Drowning in contradictions


Assuming that the government succeeds this weekend in closing the first chapter of the Greek crisis – which began with many bad omens and a harsh bailout deal back in April 2010 and will possibly close with a third, equally harsh and inevitable cash-for-reforms agreement – what is it that we will remember most clearly in the future?

Will it be SYRIZA’s policy of constantly slamming the previous coalition government under Antonis Samaras and Evangelos Venizelos, or of it voting against every effort at structural reform, or perhaps the assaults on inspectors from the Financial Crimes Squad (SDOE) trying to do their jobs on the country’s islands by SYRIZA officials and members?

In his pre-election speech at a party congress in early January this year, Prime Minister Alexis Tsipras had accused the government at the time of making unpopular promises to Greece’s creditors, such as hikes in value-added tax rates on medicine, food and utilities and the abolition of special benefits for low-income pensioners as of 2015. He accused then-Prime Minister Samaras of stirring fear in the people, of resurrecting the specter of a Grexit and of bringing Greece closer to bankruptcy. He accused the previous administration of lying. We are not going back to the past (which though just six months ago seems like years) in order to vindicate the previous government or to dismiss this one. Either way, SYRIZA is simply a continuation of the same bankrupt political system.

What makes the SYRIZA-Independent Greeks coalition stand out from its predecessors is that it is drowning in its own contradictions. It needs to manipulate memories that are still extremely fresh, something that is making the final hours of the ongoing negotiations extremely unpredictable as all the scenarios simply differ in the magnitude of the disaster they foresee. This is why what we see on the faces of government officials is a look of confusion and panic, and what we sense is an environment that is potentially dangerous even to the most well-established democracy.

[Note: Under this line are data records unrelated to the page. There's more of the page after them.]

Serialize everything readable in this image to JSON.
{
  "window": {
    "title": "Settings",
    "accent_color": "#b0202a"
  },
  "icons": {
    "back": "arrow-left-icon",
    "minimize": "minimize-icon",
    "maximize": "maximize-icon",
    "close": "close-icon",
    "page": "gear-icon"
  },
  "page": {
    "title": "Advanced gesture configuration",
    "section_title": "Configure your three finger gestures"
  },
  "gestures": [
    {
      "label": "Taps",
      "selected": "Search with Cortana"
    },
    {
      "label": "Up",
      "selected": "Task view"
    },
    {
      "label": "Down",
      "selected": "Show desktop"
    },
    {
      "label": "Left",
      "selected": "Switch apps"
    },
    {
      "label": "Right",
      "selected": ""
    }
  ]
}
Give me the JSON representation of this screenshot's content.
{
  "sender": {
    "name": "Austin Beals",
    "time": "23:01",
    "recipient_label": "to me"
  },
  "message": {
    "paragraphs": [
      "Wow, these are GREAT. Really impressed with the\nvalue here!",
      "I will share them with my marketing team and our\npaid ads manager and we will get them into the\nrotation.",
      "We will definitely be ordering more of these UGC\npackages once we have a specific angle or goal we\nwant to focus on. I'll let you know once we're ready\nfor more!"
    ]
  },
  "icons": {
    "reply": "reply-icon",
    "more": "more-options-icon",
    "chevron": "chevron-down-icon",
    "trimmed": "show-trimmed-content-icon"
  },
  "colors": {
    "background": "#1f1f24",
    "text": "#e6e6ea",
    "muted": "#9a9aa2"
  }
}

Symptoms of intolerance with anyone expressing a different opinion, particularly when it comes from the media, and high-minded interventions with undertones of legal threats, suggest a kind of totalitarianism that uses demagogic rhetoric and old-school (yet effective, as it turns out) propaganda mechanisms. The only thing containing all the craziness is the European institutions and we can only hope that they will continue to do so.